Created by FindLaw's team of legal writers and editors.

Alimony, also called spousal support, is an award of money paid by one ex-spouse to the other. While child support is pretty much always guaranteed, spousal support is determined on a case-by-case basis and can be affected by the existence of a prenuptial agreement.

Indiana, like other states, outlines a variety of factors to determine whether alimony is appropriate in a particular situation. Under Indiana law, alimony is called "spousal maintenance" and can be awarded when a decree for divorce or legal separation is entered.

Indiana Alimony Laws and Spousal Support at a Glance

It's important to conduct research when you have a legal question, and this research should include reading the actual statute. But it's helpful to read an overview of the laws in plain English as well.
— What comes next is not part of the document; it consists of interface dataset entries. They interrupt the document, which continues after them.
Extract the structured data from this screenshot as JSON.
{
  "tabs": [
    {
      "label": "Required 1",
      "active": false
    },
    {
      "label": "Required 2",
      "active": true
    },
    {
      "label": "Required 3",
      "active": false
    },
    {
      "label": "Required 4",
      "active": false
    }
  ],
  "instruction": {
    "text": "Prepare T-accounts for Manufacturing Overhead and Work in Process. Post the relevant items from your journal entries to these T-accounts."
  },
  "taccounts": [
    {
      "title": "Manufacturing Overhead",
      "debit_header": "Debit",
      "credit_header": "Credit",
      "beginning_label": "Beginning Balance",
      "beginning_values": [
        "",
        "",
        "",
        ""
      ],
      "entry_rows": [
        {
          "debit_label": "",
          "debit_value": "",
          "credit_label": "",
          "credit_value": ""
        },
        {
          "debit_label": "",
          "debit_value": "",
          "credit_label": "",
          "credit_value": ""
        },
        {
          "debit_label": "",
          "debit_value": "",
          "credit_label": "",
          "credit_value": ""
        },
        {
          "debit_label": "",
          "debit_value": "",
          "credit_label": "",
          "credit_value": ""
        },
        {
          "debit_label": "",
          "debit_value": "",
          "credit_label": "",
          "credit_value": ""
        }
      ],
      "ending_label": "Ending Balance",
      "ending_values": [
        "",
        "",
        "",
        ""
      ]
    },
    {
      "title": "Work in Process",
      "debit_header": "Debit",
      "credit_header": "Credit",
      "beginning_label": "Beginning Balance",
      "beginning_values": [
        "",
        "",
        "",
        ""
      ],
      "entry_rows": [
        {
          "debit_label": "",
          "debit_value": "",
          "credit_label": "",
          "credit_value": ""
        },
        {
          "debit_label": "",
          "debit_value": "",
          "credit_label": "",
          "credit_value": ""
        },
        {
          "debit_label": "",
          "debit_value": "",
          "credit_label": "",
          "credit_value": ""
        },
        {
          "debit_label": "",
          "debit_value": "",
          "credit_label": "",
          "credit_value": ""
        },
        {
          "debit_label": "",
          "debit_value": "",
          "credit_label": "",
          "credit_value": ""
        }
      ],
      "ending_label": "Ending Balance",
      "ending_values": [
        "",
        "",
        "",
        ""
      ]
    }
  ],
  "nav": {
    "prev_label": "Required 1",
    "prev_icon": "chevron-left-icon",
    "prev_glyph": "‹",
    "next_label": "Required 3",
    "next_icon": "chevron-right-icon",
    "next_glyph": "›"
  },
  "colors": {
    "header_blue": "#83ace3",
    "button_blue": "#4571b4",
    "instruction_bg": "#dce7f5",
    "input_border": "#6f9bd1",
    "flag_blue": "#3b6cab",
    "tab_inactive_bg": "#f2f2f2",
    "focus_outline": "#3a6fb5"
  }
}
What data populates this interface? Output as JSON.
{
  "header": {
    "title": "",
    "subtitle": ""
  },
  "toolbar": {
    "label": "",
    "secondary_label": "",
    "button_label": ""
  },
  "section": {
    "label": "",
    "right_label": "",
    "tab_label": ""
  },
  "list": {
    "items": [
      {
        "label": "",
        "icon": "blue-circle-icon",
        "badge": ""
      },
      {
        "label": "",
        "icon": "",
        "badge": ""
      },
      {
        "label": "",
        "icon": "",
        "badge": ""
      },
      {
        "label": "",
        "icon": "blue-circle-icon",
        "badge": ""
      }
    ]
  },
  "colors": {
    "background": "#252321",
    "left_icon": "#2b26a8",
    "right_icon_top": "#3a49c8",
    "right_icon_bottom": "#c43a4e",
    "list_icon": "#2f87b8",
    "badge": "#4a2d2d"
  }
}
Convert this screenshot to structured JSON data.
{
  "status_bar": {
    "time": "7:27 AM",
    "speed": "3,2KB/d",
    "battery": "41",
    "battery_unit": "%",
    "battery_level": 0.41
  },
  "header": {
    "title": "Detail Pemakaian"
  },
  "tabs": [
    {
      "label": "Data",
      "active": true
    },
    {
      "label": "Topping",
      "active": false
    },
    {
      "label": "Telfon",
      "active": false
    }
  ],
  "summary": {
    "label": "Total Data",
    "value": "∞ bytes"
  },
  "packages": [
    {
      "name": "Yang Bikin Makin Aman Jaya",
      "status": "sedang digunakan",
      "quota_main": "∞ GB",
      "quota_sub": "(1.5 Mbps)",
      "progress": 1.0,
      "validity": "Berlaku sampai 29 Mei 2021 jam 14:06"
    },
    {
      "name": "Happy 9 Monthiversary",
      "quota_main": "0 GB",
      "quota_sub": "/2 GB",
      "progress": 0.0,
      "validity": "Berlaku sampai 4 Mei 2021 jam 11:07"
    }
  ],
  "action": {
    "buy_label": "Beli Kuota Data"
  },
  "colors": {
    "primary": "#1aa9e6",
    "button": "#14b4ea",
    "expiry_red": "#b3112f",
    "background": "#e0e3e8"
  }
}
In the following table, you can find an overview of alimony laws and spousal support in Indiana.

Statute(s)

Indiana Code, Title 31, Article 15, Chapter 7:

Specific Circumstances That May Warrant Spousal Support

The court may award alimony if it finds:

  • A spouse is mentally or physically incapacitated to the extent that they're unable to support themselves; or
  • A spouse lacks sufficient property to provide for their own needs and that spouse is also the custodian of a child whose mental or physical incapacity doesn't allow the parent to work.
Considerations for Awarding Rehabilitative Maintenance

A court may order rehabilitative maintenance for up to 3 years from the final decree after considering:

  • The educational level of each spouse at both the time of marriage and when the divorce/legal separation was filed;
  • If an interruption in education, training, or employment of the spouse seeking support occurred because of child care and/or homemaking responsibilities;
  • The earning capacity of each spouse (i.e. education, training, skills, work experience) and length of absence from or presence in the job market; and
  • The time and expense required to receive sufficient education/training for the spouse seeking alimony to find appropriate employment.
Modifying or Terminating Alimony

An order for spousal maintenance can be modified or terminated upon a showing that the terms of the support are unreasonable because of substantial and continuing change of circumstances.

Related Statute(s) Indiana Code, Title 31, Article 15, Section 31-15-1-1, et seq. (Dissolution of Marriage and Legal Separation)

Note: State laws are always subject to change through the passage of new legislation, rulings in the higher courts (including federal decisions), ballot initiatives, and other means. While we strive to provide the most current information available, please consult an attorney or conduct your own legal research to verify the state law(s) you are researching.

Indiana Alimony Laws and Spousal Support: Related Resources

For additional information and resources related to this topic, you can visit the links listed below.

Get a Better Understanding of Indiana Alimony Laws: Talk to a Lawyer

As you can see, determining if alimony will be part of a divorce decree is very fact-specific. If you have questions about spousal support, it's best to speak with a local divorce attorney who can explain how Indiana alimony laws apply to your unique situation.

Next Steps: Search for a Local Attorney

Contact a qualified attorney.